Description of the task: Please write out all of the entries beneath this line exactly, skipping the pictures.

Material provided:
────────
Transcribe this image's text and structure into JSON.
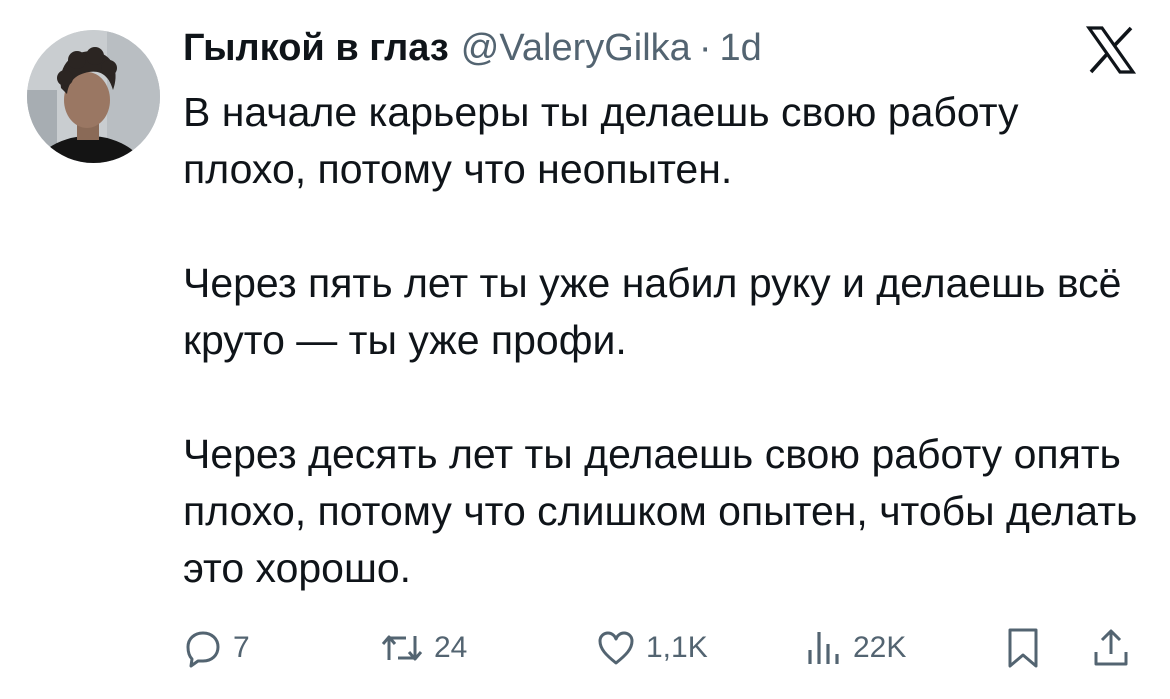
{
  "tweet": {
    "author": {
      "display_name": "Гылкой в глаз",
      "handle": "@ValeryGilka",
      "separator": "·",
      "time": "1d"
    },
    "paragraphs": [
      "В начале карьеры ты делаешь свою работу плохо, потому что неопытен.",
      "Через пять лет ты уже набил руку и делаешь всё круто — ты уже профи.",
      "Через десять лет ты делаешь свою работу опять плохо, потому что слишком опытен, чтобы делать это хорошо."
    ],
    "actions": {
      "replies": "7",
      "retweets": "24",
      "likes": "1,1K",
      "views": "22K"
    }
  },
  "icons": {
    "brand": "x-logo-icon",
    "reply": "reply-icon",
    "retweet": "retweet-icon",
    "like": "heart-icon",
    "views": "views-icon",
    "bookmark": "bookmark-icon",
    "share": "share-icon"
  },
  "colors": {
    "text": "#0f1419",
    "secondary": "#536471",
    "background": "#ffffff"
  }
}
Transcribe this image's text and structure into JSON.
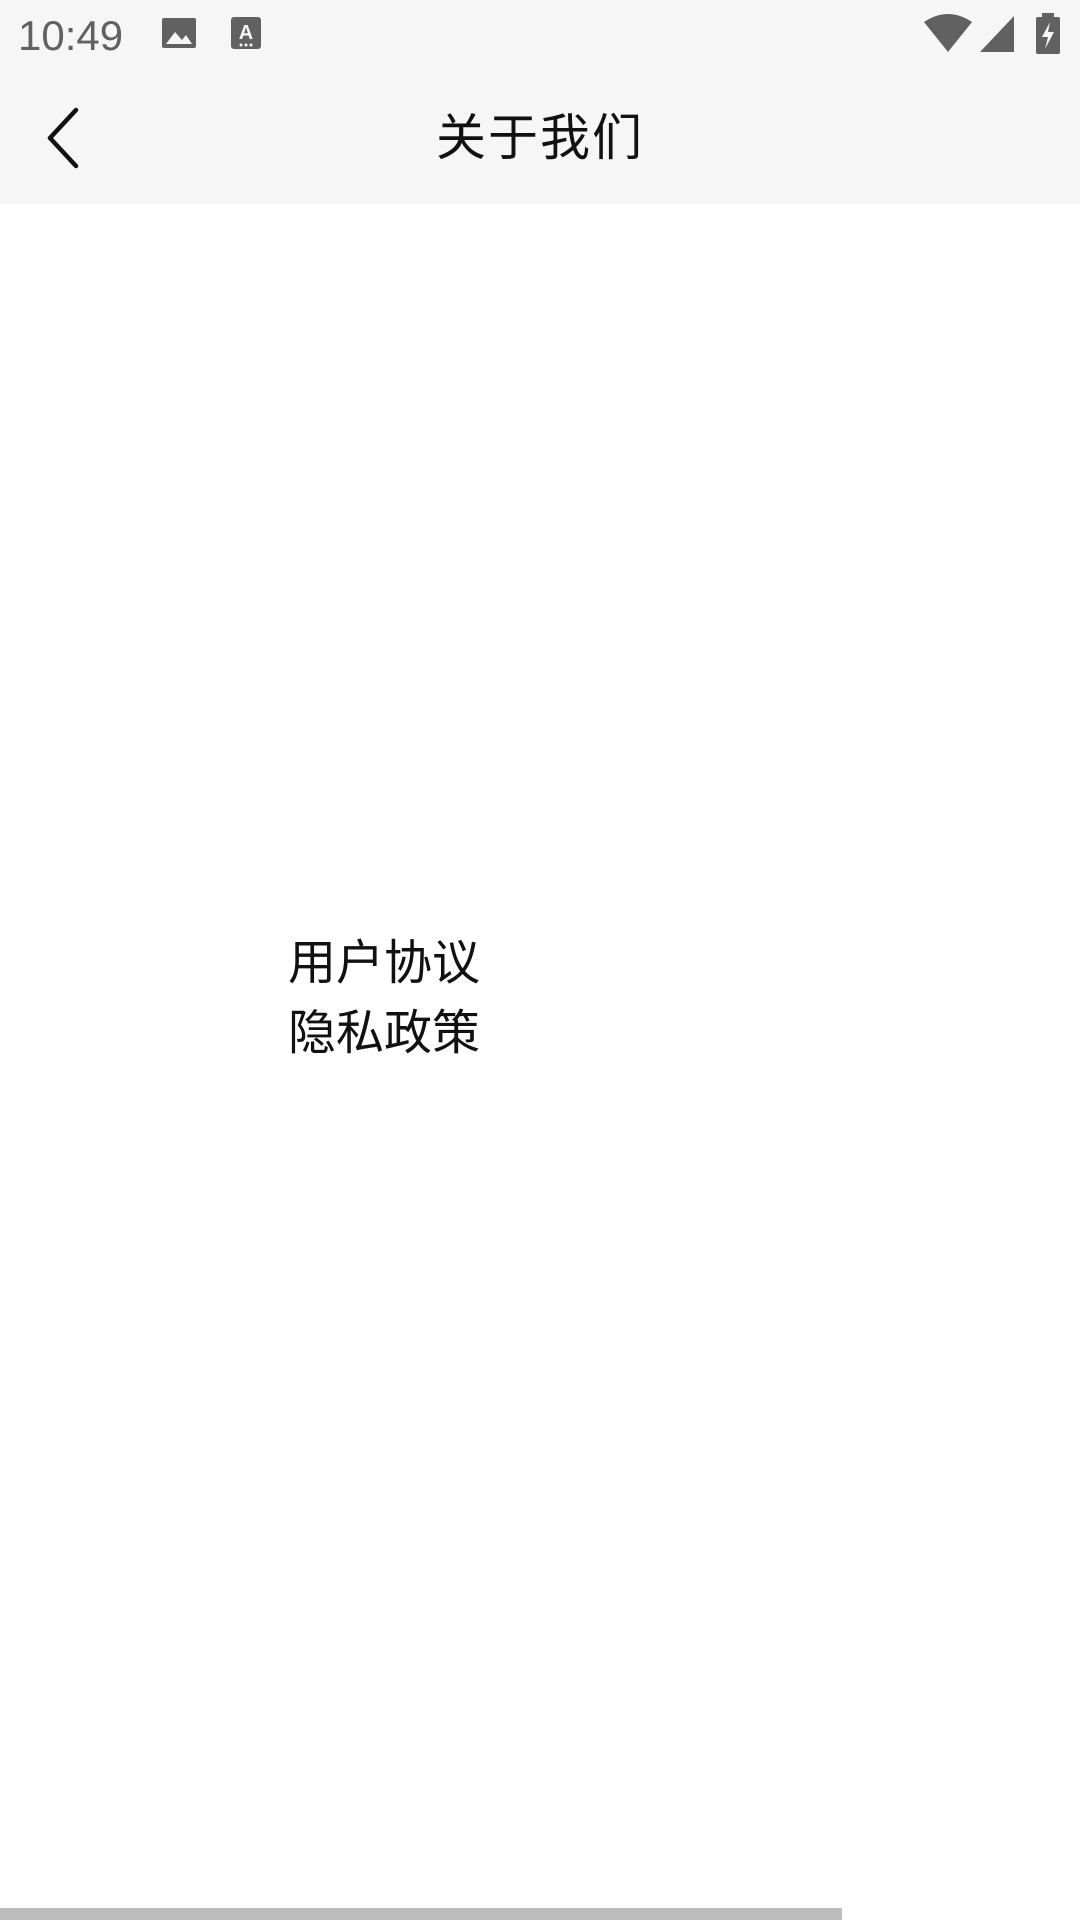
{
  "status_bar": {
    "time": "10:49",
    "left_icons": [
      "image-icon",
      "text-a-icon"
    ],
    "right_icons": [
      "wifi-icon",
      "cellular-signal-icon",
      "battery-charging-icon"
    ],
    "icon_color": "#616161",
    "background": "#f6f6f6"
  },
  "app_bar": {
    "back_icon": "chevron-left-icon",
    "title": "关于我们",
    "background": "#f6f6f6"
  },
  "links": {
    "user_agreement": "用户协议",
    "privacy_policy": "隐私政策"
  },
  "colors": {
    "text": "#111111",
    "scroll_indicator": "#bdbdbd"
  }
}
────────
Answer to this problem:
Transcribe this image's text and structure into JSON.
{
  "tweet": {
    "author": {
      "display_name": "Гылкой в глаз",
      "handle": "@ValeryGilka",
      "separator": "·",
      "time": "1d"
    },
    "paragraphs": [
      "В начале карьеры ты делаешь свою работу плохо, потому что неопытен.",
      "Через пять лет ты уже набил руку и делаешь всё круто — ты уже профи.",
      "Через десять лет ты делаешь свою работу опять плохо, потому что слишком опытен, чтобы делать это хорошо."
    ],
    "actions": {
      "replies": "7",
      "retweets": "24",
      "likes": "1,1K",
      "views": "22K"
    }
  },
  "icons": {
    "brand": "x-logo-icon",
    "reply": "reply-icon",
    "retweet": "retweet-icon",
    "like": "heart-icon",
    "views": "views-icon",
    "bookmark": "bookmark-icon",
    "share": "share-icon"
  },
  "colors": {
    "text": "#0f1419",
    "secondary": "#536471",
    "background": "#ffffff"
  }
}
Transcribe this image's text and structure into JSON.
{
  "status_bar": {
    "time": "10:49",
    "left_icons": [
      "image-icon",
      "text-a-icon"
    ],
    "right_icons": [
      "wifi-icon",
      "cellular-signal-icon",
      "battery-charging-icon"
    ],
    "icon_color": "#616161",
    "background": "#f6f6f6"
  },
  "app_bar": {
    "back_icon": "chevron-left-icon",
    "title": "关于我们",
    "background": "#f6f6f6"
  },
  "links": {
    "user_agreement": "用户协议",
    "privacy_policy": "隐私政策"
  },
  "colors": {
    "text": "#111111",
    "scroll_indicator": "#bdbdbd"
  }
}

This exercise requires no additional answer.